If Nikon were to develop or adopt a new smaller mount, there would certainly be deafening wailing from camera-gear banshees and self-proclaimed purists, but who cares? Consider: what if this affiliation with Fuji were to develop and they joined Fuji’s mount? That’s what my friend Marlon calls, a ‘power play’, because it would mean Nikon’s mirrorless would be taken seriously from day one. It would have a bevy of lenses available, and in place of the Fuji X-trans sensors there’d be something more Nikon, and thus more broadly appealing. Fuji would move more lenses and X-series users adore Fuji’s ‘special X-Trans sauce’ anyway so it wouldn’t necessarily cannibalize those sales.
I mean, imagine that. A small modern incarnation of a Nikon SP with beautiful and diminutive Fuji glass? Well, that’s a love spell backed by science.
But furthermore, it wouldn’t necessarily kill Nikon’s DSLR sales either. Fuji’s mount is designed to be APS-C, which means should they do this Nikon’s mirrorless would be APS-C, allowing full frame to live on in their DSLRs. And speaking of DSLRs, with one small change Nikon could actually extend their lifespan. Simply put, they could go SLT.
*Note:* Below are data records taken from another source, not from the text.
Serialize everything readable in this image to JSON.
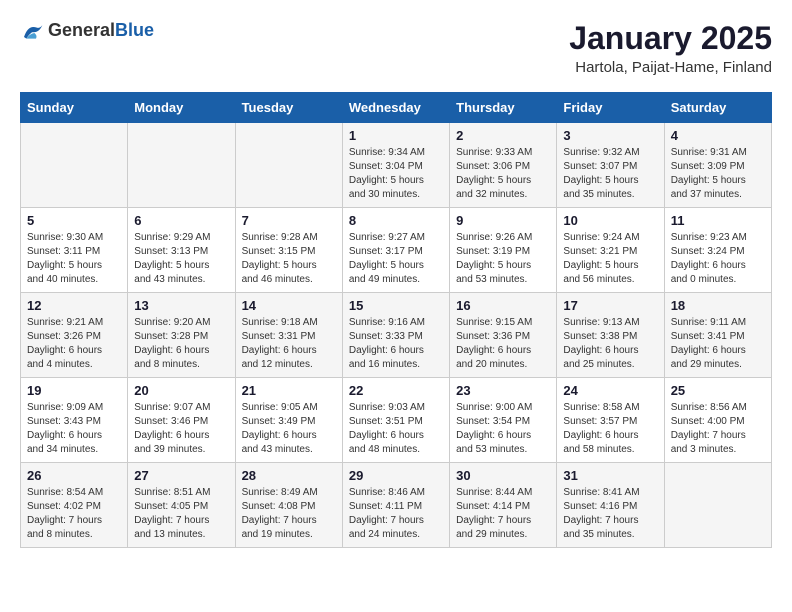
{
  "header": {
    "logo_general": "General",
    "logo_blue": "Blue",
    "title": "January 2025",
    "subtitle": "Hartola, Paijat-Hame, Finland"
  },
  "calendar": {
    "days_of_week": [
      "Sunday",
      "Monday",
      "Tuesday",
      "Wednesday",
      "Thursday",
      "Friday",
      "Saturday"
    ],
    "weeks": [
      [
        {
          "day": "",
          "info": ""
        },
        {
          "day": "",
          "info": ""
        },
        {
          "day": "",
          "info": ""
        },
        {
          "day": "1",
          "info": "Sunrise: 9:34 AM\nSunset: 3:04 PM\nDaylight: 5 hours\nand 30 minutes."
        },
        {
          "day": "2",
          "info": "Sunrise: 9:33 AM\nSunset: 3:06 PM\nDaylight: 5 hours\nand 32 minutes."
        },
        {
          "day": "3",
          "info": "Sunrise: 9:32 AM\nSunset: 3:07 PM\nDaylight: 5 hours\nand 35 minutes."
        },
        {
          "day": "4",
          "info": "Sunrise: 9:31 AM\nSunset: 3:09 PM\nDaylight: 5 hours\nand 37 minutes."
        }
      ],
      [
        {
          "day": "5",
          "info": "Sunrise: 9:30 AM\nSunset: 3:11 PM\nDaylight: 5 hours\nand 40 minutes."
        },
        {
          "day": "6",
          "info": "Sunrise: 9:29 AM\nSunset: 3:13 PM\nDaylight: 5 hours\nand 43 minutes."
        },
        {
          "day": "7",
          "info": "Sunrise: 9:28 AM\nSunset: 3:15 PM\nDaylight: 5 hours\nand 46 minutes."
        },
        {
          "day": "8",
          "info": "Sunrise: 9:27 AM\nSunset: 3:17 PM\nDaylight: 5 hours\nand 49 minutes."
        },
        {
          "day": "9",
          "info": "Sunrise: 9:26 AM\nSunset: 3:19 PM\nDaylight: 5 hours\nand 53 minutes."
        },
        {
          "day": "10",
          "info": "Sunrise: 9:24 AM\nSunset: 3:21 PM\nDaylight: 5 hours\nand 56 minutes."
        },
        {
          "day": "11",
          "info": "Sunrise: 9:23 AM\nSunset: 3:24 PM\nDaylight: 6 hours\nand 0 minutes."
        }
      ],
      [
        {
          "day": "12",
          "info": "Sunrise: 9:21 AM\nSunset: 3:26 PM\nDaylight: 6 hours\nand 4 minutes."
        },
        {
          "day": "13",
          "info": "Sunrise: 9:20 AM\nSunset: 3:28 PM\nDaylight: 6 hours\nand 8 minutes."
        },
        {
          "day": "14",
          "info": "Sunrise: 9:18 AM\nSunset: 3:31 PM\nDaylight: 6 hours\nand 12 minutes."
        },
        {
          "day": "15",
          "info": "Sunrise: 9:16 AM\nSunset: 3:33 PM\nDaylight: 6 hours\nand 16 minutes."
        },
        {
          "day": "16",
          "info": "Sunrise: 9:15 AM\nSunset: 3:36 PM\nDaylight: 6 hours\nand 20 minutes."
        },
        {
          "day": "17",
          "info": "Sunrise: 9:13 AM\nSunset: 3:38 PM\nDaylight: 6 hours\nand 25 minutes."
        },
        {
          "day": "18",
          "info": "Sunrise: 9:11 AM\nSunset: 3:41 PM\nDaylight: 6 hours\nand 29 minutes."
        }
      ],
      [
        {
          "day": "19",
          "info": "Sunrise: 9:09 AM\nSunset: 3:43 PM\nDaylight: 6 hours\nand 34 minutes."
        },
        {
          "day": "20",
          "info": "Sunrise: 9:07 AM\nSunset: 3:46 PM\nDaylight: 6 hours\nand 39 minutes."
        },
        {
          "day": "21",
          "info": "Sunrise: 9:05 AM\nSunset: 3:49 PM\nDaylight: 6 hours\nand 43 minutes."
        },
        {
          "day": "22",
          "info": "Sunrise: 9:03 AM\nSunset: 3:51 PM\nDaylight: 6 hours\nand 48 minutes."
        },
        {
          "day": "23",
          "info": "Sunrise: 9:00 AM\nSunset: 3:54 PM\nDaylight: 6 hours\nand 53 minutes."
        },
        {
          "day": "24",
          "info": "Sunrise: 8:58 AM\nSunset: 3:57 PM\nDaylight: 6 hours\nand 58 minutes."
        },
        {
          "day": "25",
          "info": "Sunrise: 8:56 AM\nSunset: 4:00 PM\nDaylight: 7 hours\nand 3 minutes."
        }
      ],
      [
        {
          "day": "26",
          "info": "Sunrise: 8:54 AM\nSunset: 4:02 PM\nDaylight: 7 hours\nand 8 minutes."
        },
        {
          "day": "27",
          "info": "Sunrise: 8:51 AM\nSunset: 4:05 PM\nDaylight: 7 hours\nand 13 minutes."
        },
        {
          "day": "28",
          "info": "Sunrise: 8:49 AM\nSunset: 4:08 PM\nDaylight: 7 hours\nand 19 minutes."
        },
        {
          "day": "29",
          "info": "Sunrise: 8:46 AM\nSunset: 4:11 PM\nDaylight: 7 hours\nand 24 minutes."
        },
        {
          "day": "30",
          "info": "Sunrise: 8:44 AM\nSunset: 4:14 PM\nDaylight: 7 hours\nand 29 minutes."
        },
        {
          "day": "31",
          "info": "Sunrise: 8:41 AM\nSunset: 4:16 PM\nDaylight: 7 hours\nand 35 minutes."
        },
        {
          "day": "",
          "info": ""
        }
      ]
    ]
  }
}
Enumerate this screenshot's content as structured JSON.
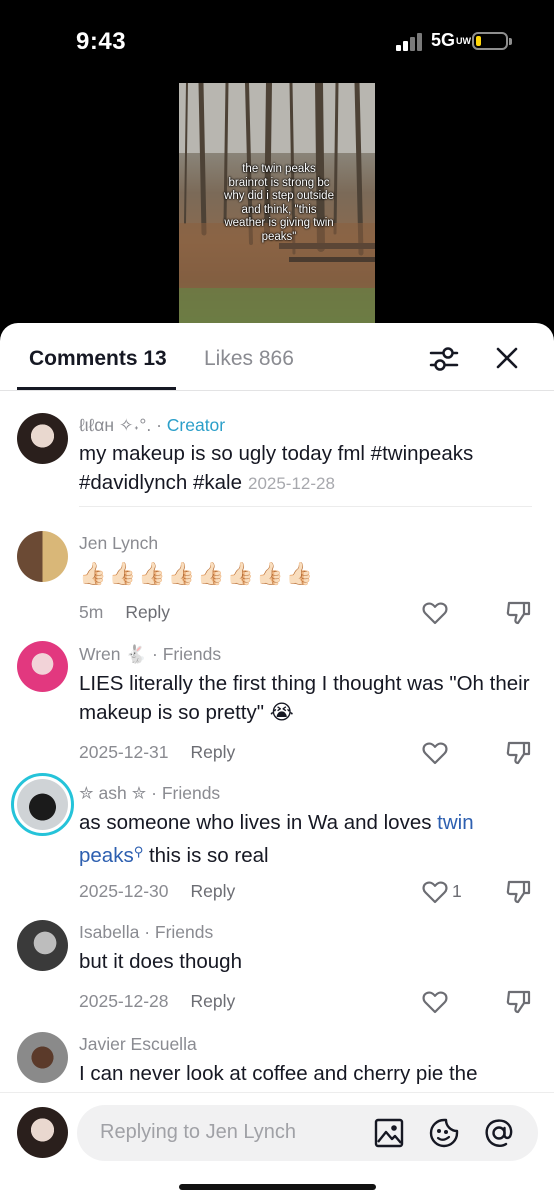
{
  "status_bar": {
    "time": "9:43",
    "network": "5G",
    "network_suffix": "UW",
    "battery_level": 0.18,
    "battery_color": "#ffd60a"
  },
  "video": {
    "caption": "the twin peaks brainrot is strong bc why did i step outside and think, \"this weather is giving twin peaks\""
  },
  "tabs": {
    "comments": "Comments 13",
    "likes": "Likes 866",
    "filter_icon": "filter-sliders-icon",
    "close_icon": "close-icon"
  },
  "colors": {
    "creator": "#2b9fc9",
    "hashtag_link": "#2d5fb0",
    "secondary_text": "#8a8b91"
  },
  "comments": [
    {
      "author": "ℓιℓαн ✧˖°.",
      "tag": "Creator",
      "text": "my makeup is so ugly today fml #twinpeaks #davidlynch #kale",
      "date": "2025-12-28"
    },
    {
      "author": "Jen Lynch",
      "text": "👍🏻👍🏻👍🏻👍🏻👍🏻👍🏻👍🏻👍🏻",
      "date": "5m",
      "reply": "Reply"
    },
    {
      "author": "Wren 🐇",
      "tag": "Friends",
      "text": "LIES literally the first thing I thought was \"Oh their makeup is so pretty\" 😭",
      "date": "2025-12-31",
      "reply": "Reply"
    },
    {
      "author": "✮ ash ✮",
      "tag": "Friends",
      "text_before": "as someone who lives in Wa and loves ",
      "link": "twin peaks",
      "text_after": " this is so real",
      "date": "2025-12-30",
      "reply": "Reply",
      "likes": "1"
    },
    {
      "author": "Isabella",
      "tag": "Friends",
      "text": "but it does though",
      "date": "2025-12-28",
      "reply": "Reply"
    },
    {
      "author": "Javier Escuella",
      "text": "I can never look at coffee and cherry pie the"
    }
  ],
  "reply_bar": {
    "placeholder": "Replying to Jen Lynch",
    "icons": [
      "image-icon",
      "sticker-icon",
      "mention-icon"
    ]
  },
  "separator": " · "
}
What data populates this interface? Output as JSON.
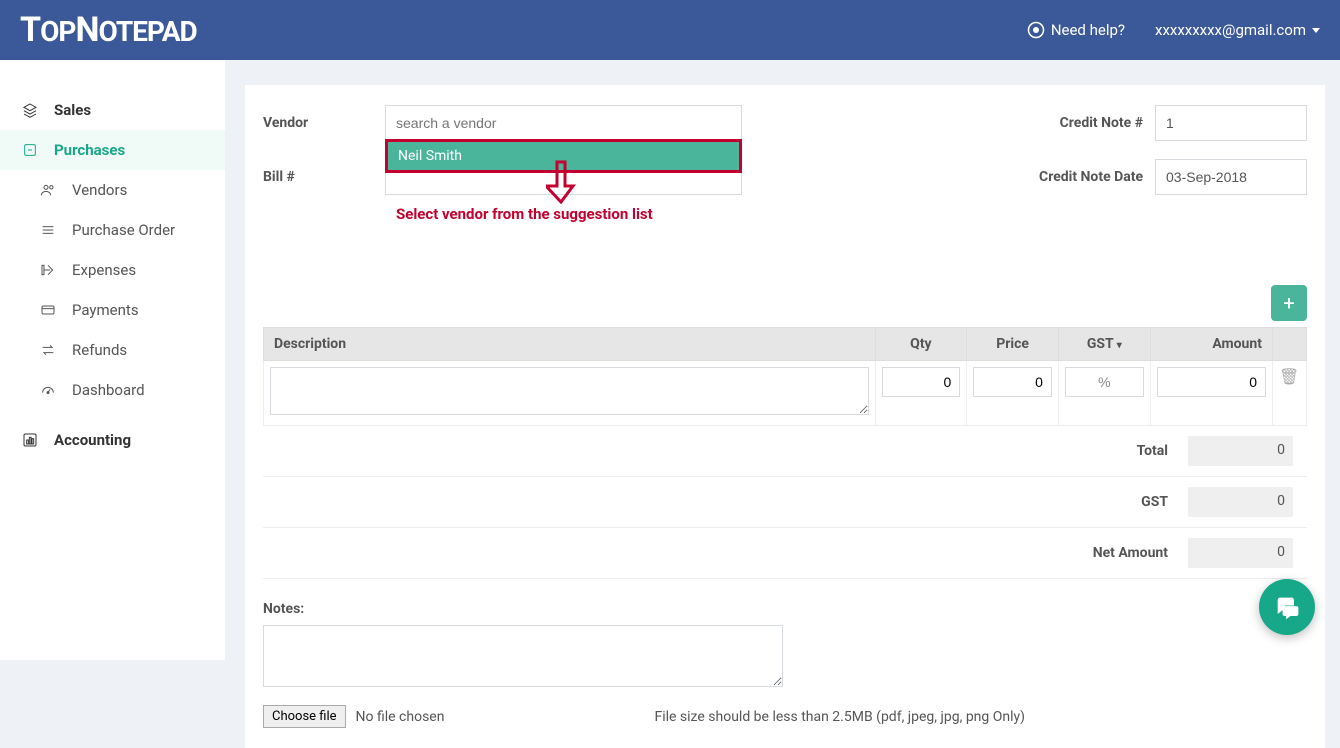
{
  "header": {
    "logo": "TOPNOTEPAD",
    "help": "Need help?",
    "user": "xxxxxxxxx@gmail.com"
  },
  "sidebar": {
    "sales": "Sales",
    "purchases": "Purchases",
    "vendors": "Vendors",
    "purchaseOrder": "Purchase Order",
    "expenses": "Expenses",
    "payments": "Payments",
    "refunds": "Refunds",
    "dashboard": "Dashboard",
    "accounting": "Accounting"
  },
  "form": {
    "vendorLabel": "Vendor",
    "vendorPlaceholder": "search a vendor",
    "vendorValue": "",
    "billLabel": "Bill #",
    "billValue": "",
    "creditNoteNumLabel": "Credit Note #",
    "creditNoteNumValue": "1",
    "creditNoteDateLabel": "Credit Note Date",
    "creditNoteDateValue": "03-Sep-2018",
    "suggestion": "Neil Smith"
  },
  "tableHeaders": {
    "description": "Description",
    "qty": "Qty",
    "price": "Price",
    "gst": "GST",
    "amount": "Amount"
  },
  "lineItem": {
    "description": "",
    "qty": "0",
    "price": "0",
    "gstPct": "%",
    "amount": "0"
  },
  "totals": {
    "totalLabel": "Total",
    "totalValue": "0",
    "gstLabel": "GST",
    "gstValue": "0",
    "netLabel": "Net Amount",
    "netValue": "0"
  },
  "notes": {
    "label": "Notes:",
    "value": ""
  },
  "file": {
    "button": "Choose file",
    "status": "No file chosen",
    "hint": "File size should be less than 2.5MB (pdf, jpeg, jpg, png Only)"
  },
  "annotation": {
    "text": "Select vendor from the suggestion list"
  },
  "addBtn": "+"
}
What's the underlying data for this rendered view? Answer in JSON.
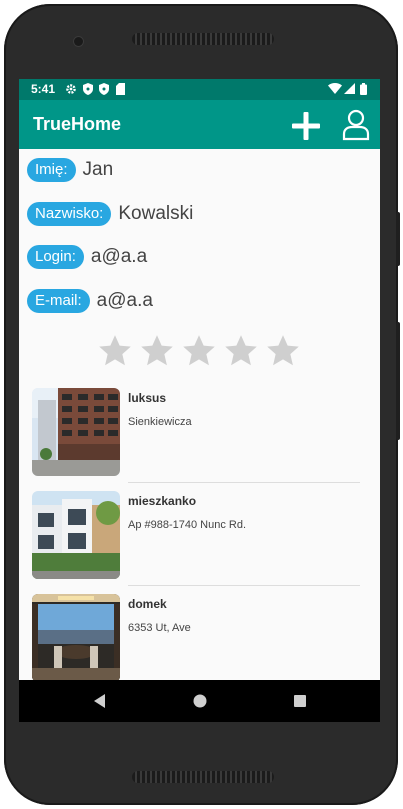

Going SLT would mean that in one fell swoop Nikon could increase the FPS of DSLRs, lower vibration, implement great phase-detect AF, and add better video. With this one tech adoption they’d be attacking major sticking points for the company, and open the gates to rapid evolution and relevance. They’d come out ahead of Canon for sure.
Anyone who has picked up a Sony SLT camera will understand the benefit of that system. It’s the best of both worlds. And while you may take a hit in brightness in the viewfinder, the benefits it would provide and allow for far outweigh the cons.
The exciting thing is (the part that makes your good bits tingle), is that the D850 could already have it, and we’ll find out soon.
But there’s another thing they could do with their DSLRs to truly update utility, and that is to add in-body image stabilization. Certain Nikon glass currently get about 3 stops at most of useable IS, but imagine a system like in the a7RII was in the D850? Not only would it bring IS to the range of Nikon glass you have and the ones you passed over, but it would address the movement sensitivity problem inherent in high resolution cameras – like the D850 is sure to be. Now, if that doesn’t get you half-chubbed I don’t know what will. Truly, the thought is all too wonderful for words.
But I have a few more…
This is the kind of thing one would hope to see from Nikon. The kind of shift and innovation that will warrant your attention and your dollars; stuff that will drive a competitive market that Sony is dominating.
Above all else, one thing is utterly clear: Nikon must change. Perfection is a moving target and they can’t go on with the frame of mind and excuse of “but this is what we’ve always done and are good at”, because it no longer works, and Nikon could go the way of the horse – Once the backbone of transport and travel, now they’re just for affluent leisure. We want Nikons we enjoy, and we want weaponized Nikons of utility. Both of which the company should be capable of delivering.
One hopes that, maybe, out of their chrysalis of suffering will emerge a company with renewed sense of self; something befitting of the name, and the century it has earned. If not, they’ll die, only to be resurrected as an ornament around the neck of some insufferable Jenner.
And the thing is, really, our complaints are out of support. We aren’t apathetic to the brand. In fact, it’s just the opposite – we’re rooting for them.
So, Nikon, you’re at a fork in the road, of which we hope you choose the right path; the path we’re at the end of, waiting to greet you as you trail streamers of success in your wake.